- We will discount peaks sales by 20% per year for 10 years (15 years if solo). The discount rate aligns with what we've seen from Heartware's initial sales, and is an industry standard. Generally, 6 years is a realistic estimate before peak sales are attained by biotech companies, but this is a medical device company in a heavily competitive industry.
- 50% odds of successful US P3 results (completely arbitrary, but for the purpose of finding a fair near-term value), 70% odds for successful EU results, and 90% odds for FDA approval.
- Expected EU partnership with royalties ranging from 20-30%. 50% chance that they get a domestic partner for 30% royalties.

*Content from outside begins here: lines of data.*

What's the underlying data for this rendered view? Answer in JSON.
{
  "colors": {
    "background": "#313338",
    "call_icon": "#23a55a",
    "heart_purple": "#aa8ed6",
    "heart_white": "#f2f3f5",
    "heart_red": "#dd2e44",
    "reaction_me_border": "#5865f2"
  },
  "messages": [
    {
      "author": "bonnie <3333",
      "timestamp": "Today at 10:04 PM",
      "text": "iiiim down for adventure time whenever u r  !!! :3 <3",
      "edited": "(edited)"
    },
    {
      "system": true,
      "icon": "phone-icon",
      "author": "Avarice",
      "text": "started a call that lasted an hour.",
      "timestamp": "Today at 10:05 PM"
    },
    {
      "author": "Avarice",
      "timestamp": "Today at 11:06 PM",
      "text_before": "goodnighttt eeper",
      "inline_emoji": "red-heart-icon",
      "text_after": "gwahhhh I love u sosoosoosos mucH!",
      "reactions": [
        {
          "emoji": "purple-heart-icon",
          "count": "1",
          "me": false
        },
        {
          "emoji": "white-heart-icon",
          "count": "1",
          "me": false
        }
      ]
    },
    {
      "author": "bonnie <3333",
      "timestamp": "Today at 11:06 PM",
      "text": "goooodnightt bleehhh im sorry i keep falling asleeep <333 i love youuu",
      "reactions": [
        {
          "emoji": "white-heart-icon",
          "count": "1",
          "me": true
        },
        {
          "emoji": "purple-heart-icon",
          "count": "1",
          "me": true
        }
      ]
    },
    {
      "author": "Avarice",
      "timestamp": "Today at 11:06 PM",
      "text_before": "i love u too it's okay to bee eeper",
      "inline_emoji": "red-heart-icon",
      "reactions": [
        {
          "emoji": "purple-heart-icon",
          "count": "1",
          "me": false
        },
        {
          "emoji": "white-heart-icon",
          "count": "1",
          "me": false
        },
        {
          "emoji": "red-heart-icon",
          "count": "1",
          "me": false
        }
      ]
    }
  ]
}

- 50% odds for buyout post-EU results
- 5% market capture (a fifth of the 25% of Class III patients who do not respond to current therapies) of approximately 5.2M patients. The market capture estimate would likely increase substantially with global partnerships.
- $59k pricing for $15B peak global sales, aligning with SummerStreet and Canaccord estimates for $5B in domestic sales.
In the SummerStreet report, they observed that heart failure companies have traditionally traded between $200-300M after positive feasibility data ($15-25). We expect Sunshine Heart to be trading at around $20 before the end of the year.
Special thanks goes to VFC's Stock House, Propthink, and Robert Honeywell for their continuing coverage of the stock.
Disclosure: I am long SSH. I wrote this article myself, and it expresses my own opinions. I am not receiving compensation for it. I have no business relationship with any company whose stock is mentioned in this article.